Cut the beet cubes as small or as big as you’d like, depending on the recipe you’ll be using them in. Cubed beets are an all-purpose cut. They’re great for steaming, boiling, smoothies, roasting, and more!
Tips for cutting beets
When you’re working with beets, the following tips will help make your life a whole lot easier and prevent waste:
- Use a sharp knife: Beets are rock solid in their raw form, so ensure sure your knife is freshly sharpened before starting.
- Use a firm grip: Make sure you’ve got a firm grasp on the beet while you’re cutting it. Also, it’s best to cut beets (and other produce) with the flat side facing down.
- Save the greens: If your beets come with the greens still attached, trim them away and save them for salads, smoothies, or juices!
How to prevent beet stains
If you’re not careful, your kitchen, cutting board, skin, and clothes could end up with a tye dye makeover! Don’t worry, here are a few ways to prevent beet stains or remove them if you do end up with a pink mess:
- Wear gloves: If you need to be somewhere nice after cutting beets, you might want to wear gloves. If not, just scrub your hands with a bit of lemon juice — it works wonders!
- Protect your clothes: Either wear an apron or old clothes that you don’t care about.
- Don’t use wood: Use a cheaper silicone cutting board to prevent beet juice stains on your nice wood cutting board. If you only own a wooden board, stains can be removed with coarse salt and lemon juice.
Storing Cut Beets
Beets are an excellent vegetable to have on hand. Here are a few ways to store beets once you’ve cut them:
- Fridge: If you’ve already cut your beets, store them in the fridge for up to 2-3 weeks.
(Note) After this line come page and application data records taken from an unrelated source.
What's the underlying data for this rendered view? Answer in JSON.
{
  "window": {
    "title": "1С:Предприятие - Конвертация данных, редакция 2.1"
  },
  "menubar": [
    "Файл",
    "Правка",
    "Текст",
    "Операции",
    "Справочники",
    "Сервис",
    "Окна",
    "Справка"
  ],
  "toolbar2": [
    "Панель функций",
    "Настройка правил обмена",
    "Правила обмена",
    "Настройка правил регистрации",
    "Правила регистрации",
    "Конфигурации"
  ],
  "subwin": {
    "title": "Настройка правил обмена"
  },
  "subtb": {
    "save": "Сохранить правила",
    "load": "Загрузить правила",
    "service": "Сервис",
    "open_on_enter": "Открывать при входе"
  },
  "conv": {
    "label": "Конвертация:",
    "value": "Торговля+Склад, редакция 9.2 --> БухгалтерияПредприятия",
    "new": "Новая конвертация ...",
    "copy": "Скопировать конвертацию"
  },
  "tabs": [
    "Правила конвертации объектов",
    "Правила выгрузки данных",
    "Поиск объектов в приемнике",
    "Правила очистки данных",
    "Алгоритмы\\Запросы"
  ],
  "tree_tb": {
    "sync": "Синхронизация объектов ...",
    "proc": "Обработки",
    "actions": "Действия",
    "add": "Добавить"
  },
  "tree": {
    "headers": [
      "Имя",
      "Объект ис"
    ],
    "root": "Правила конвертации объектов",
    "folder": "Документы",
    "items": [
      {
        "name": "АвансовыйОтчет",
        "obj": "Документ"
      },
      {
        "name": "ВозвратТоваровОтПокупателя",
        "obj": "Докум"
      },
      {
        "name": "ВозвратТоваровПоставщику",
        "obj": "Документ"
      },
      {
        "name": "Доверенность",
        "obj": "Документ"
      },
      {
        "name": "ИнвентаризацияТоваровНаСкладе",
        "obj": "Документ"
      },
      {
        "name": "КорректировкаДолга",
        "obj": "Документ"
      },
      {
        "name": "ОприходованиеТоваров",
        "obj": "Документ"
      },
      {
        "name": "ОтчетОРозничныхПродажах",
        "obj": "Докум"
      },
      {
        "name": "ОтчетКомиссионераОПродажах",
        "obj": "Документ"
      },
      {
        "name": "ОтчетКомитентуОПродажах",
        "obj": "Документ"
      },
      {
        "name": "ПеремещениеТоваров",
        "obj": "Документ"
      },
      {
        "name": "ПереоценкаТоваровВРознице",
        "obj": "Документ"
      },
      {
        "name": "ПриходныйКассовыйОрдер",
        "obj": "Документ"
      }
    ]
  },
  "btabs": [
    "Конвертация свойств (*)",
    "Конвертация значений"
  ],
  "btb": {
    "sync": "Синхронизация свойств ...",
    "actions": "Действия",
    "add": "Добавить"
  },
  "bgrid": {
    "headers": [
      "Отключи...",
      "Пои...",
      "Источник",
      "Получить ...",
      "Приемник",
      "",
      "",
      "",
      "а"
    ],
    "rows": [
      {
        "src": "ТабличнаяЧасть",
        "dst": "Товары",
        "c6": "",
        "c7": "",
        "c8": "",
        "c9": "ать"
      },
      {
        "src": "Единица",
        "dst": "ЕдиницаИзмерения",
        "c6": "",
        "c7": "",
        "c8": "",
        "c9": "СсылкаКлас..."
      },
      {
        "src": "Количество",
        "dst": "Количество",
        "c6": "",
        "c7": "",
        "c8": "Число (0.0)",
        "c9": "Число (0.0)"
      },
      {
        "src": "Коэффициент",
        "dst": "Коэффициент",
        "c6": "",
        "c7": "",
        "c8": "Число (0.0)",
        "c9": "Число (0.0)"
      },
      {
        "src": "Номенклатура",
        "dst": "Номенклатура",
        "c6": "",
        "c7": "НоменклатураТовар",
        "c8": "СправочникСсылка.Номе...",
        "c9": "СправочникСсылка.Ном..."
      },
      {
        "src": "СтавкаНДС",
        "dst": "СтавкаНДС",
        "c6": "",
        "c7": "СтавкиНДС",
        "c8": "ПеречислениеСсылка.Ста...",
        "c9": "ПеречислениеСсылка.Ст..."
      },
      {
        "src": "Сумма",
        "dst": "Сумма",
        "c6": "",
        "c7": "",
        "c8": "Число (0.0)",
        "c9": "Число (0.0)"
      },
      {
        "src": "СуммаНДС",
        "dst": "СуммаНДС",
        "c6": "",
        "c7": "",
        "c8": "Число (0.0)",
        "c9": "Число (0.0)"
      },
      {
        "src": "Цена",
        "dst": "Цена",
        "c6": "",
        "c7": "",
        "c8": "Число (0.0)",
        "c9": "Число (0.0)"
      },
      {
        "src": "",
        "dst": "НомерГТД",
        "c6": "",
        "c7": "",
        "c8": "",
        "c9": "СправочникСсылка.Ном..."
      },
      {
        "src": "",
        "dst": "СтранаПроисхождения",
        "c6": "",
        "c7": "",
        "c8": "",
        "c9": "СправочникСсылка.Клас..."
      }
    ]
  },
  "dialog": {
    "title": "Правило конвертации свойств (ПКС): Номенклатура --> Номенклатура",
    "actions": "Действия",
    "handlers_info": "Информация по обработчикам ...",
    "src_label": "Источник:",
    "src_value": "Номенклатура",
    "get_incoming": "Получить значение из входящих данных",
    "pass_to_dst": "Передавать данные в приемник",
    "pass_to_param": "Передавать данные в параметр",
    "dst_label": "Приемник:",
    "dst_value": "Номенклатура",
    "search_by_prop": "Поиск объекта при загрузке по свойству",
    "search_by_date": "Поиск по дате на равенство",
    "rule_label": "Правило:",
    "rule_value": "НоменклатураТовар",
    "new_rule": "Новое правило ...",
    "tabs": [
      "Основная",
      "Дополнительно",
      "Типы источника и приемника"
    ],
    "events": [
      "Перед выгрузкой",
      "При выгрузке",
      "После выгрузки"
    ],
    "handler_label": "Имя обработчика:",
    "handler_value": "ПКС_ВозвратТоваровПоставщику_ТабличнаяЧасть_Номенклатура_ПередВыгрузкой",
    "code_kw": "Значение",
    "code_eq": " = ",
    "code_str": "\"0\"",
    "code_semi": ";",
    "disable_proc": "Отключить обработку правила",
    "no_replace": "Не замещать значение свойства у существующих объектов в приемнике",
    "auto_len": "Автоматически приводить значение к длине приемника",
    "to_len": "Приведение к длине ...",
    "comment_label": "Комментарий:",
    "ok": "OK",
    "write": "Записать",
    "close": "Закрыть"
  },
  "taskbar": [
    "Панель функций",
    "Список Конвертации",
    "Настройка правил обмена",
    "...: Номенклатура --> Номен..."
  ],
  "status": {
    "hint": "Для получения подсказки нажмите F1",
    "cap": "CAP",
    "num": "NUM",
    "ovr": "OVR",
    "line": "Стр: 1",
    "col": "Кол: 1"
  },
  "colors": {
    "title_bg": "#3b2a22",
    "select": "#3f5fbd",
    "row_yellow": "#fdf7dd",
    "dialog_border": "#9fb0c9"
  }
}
- Freezer: Beets require blanching before freezing to preserve their nutrition and flavor. All you have to do is boil the cut pieces for 2-3 minutes. Once they’re blanched, add them to a bowl of chilled water for another 2-3 minutes. Drain and dry them completely, then keep them in a freezer-safe bag or container for up to 6 months.
How to Use Beets
After you learn how to cut beets, you need to decide which method is best for the dish you’re preparing. Here are a few ideas on when and how to use each shape:
- Cubed: Try them in a roasted beet radish salad or Israeili couscous salad with beet and feta.
- Half moons: Throw some thinly sliced raw beets in citrus-based salads like this summer strawberry salad.
- Circles: Cut them up for a butternut beet and ricotta galette.
You can peel beets before or after cooking them. It’s usually easier to peel them raw before roasting them. If you boil or steam them whole, the skin comes off much easier.
Yes, it’s recommended to peel beets before blending them to remove any remaining dirt. If you don’t mind the flavor, you can leave the skin on.
- 1 beet
- Trim and Peel: Rinse and scrub the beets, then dry them with a paper towel. Trim both stem and root ends using a sharpened chef’s knife. With a vegetable peeler or paring knife, work your way around the beet to remove the skin.
- Option 1: Half Moons: Turn the beet onto one of the flat sides, then cut it in half. Lay each half down, then slice into half-moon shapes. You can go as thick or as thin as you’d like for these.
- Option 2: Circles: Turn the beet on its side, and firmly grasp one side of it with your non-dominant hand. Using a chef’s knife, slice it into circles as thick or as thin as you’d prefer.
- Option 3: Cubes: Turn the beet onto one of the flat sides, then cut it into thick slices. Lay each slice flat, and cut it vertically (middle photo). Rotate the slice 90 degrees, then cut it into cubes.